#### [WHAT TO WORK ON]
Once the pictures have been set aside, copy every remaining entry exactly.

....

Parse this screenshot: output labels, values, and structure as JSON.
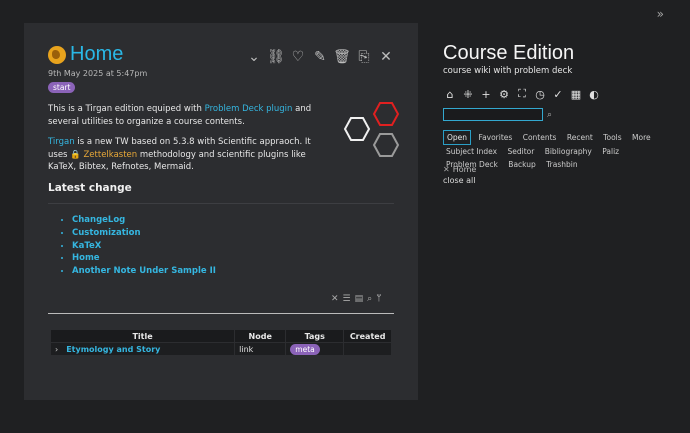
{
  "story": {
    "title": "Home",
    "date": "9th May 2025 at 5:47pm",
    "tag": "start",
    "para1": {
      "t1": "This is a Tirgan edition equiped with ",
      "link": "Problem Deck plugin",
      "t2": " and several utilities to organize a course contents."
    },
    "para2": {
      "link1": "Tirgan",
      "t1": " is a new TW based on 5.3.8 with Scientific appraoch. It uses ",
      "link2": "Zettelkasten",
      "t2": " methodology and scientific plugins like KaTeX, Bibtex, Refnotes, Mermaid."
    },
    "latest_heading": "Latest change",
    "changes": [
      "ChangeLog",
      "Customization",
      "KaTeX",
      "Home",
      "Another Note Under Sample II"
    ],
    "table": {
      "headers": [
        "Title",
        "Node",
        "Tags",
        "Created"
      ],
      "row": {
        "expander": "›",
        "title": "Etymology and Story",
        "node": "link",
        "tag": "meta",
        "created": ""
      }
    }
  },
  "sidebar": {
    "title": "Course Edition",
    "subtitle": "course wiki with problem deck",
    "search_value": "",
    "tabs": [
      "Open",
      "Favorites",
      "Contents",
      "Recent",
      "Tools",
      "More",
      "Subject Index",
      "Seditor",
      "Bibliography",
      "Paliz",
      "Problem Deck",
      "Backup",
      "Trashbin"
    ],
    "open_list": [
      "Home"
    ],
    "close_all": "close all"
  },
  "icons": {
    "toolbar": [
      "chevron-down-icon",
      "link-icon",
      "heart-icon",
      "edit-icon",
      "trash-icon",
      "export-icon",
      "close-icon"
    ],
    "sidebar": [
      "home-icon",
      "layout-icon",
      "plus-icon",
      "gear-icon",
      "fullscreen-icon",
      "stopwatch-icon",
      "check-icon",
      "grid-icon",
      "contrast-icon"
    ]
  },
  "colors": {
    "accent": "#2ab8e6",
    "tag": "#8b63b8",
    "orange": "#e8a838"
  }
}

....

#### [EXPECTED ANSWER]
Parse this screenshot: output labels, values, and structure as JSON.
{
  "story": {
    "title": "Home",
    "date": "9th May 2025 at 5:47pm",
    "tag": "start",
    "para1": {
      "t1": "This is a Tirgan edition equiped with ",
      "link": "Problem Deck plugin",
      "t2": " and several utilities to organize a course contents."
    },
    "para2": {
      "link1": "Tirgan",
      "t1": " is a new TW based on 5.3.8 with Scientific appraoch. It uses ",
      "link2": "Zettelkasten",
      "t2": " methodology and scientific plugins like KaTeX, Bibtex, Refnotes, Mermaid."
    },
    "latest_heading": "Latest change",
    "changes": [
      "ChangeLog",
      "Customization",
      "KaTeX",
      "Home",
      "Another Note Under Sample II"
    ],
    "table": {
      "headers": [
        "Title",
        "Node",
        "Tags",
        "Created"
      ],
      "row": {
        "expander": "›",
        "title": "Etymology and Story",
        "node": "link",
        "tag": "meta",
        "created": ""
      }
    }
  },
  "sidebar": {
    "title": "Course Edition",
    "subtitle": "course wiki with problem deck",
    "search_value": "",
    "tabs": [
      "Open",
      "Favorites",
      "Contents",
      "Recent",
      "Tools",
      "More",
      "Subject Index",
      "Seditor",
      "Bibliography",
      "Paliz",
      "Problem Deck",
      "Backup",
      "Trashbin"
    ],
    "open_list": [
      "Home"
    ],
    "close_all": "close all"
  },
  "icons": {
    "toolbar": [
      "chevron-down-icon",
      "link-icon",
      "heart-icon",
      "edit-icon",
      "trash-icon",
      "export-icon",
      "close-icon"
    ],
    "sidebar": [
      "home-icon",
      "layout-icon",
      "plus-icon",
      "gear-icon",
      "fullscreen-icon",
      "stopwatch-icon",
      "check-icon",
      "grid-icon",
      "contrast-icon"
    ]
  },
  "colors": {
    "accent": "#2ab8e6",
    "tag": "#8b63b8",
    "orange": "#e8a838"
  }
}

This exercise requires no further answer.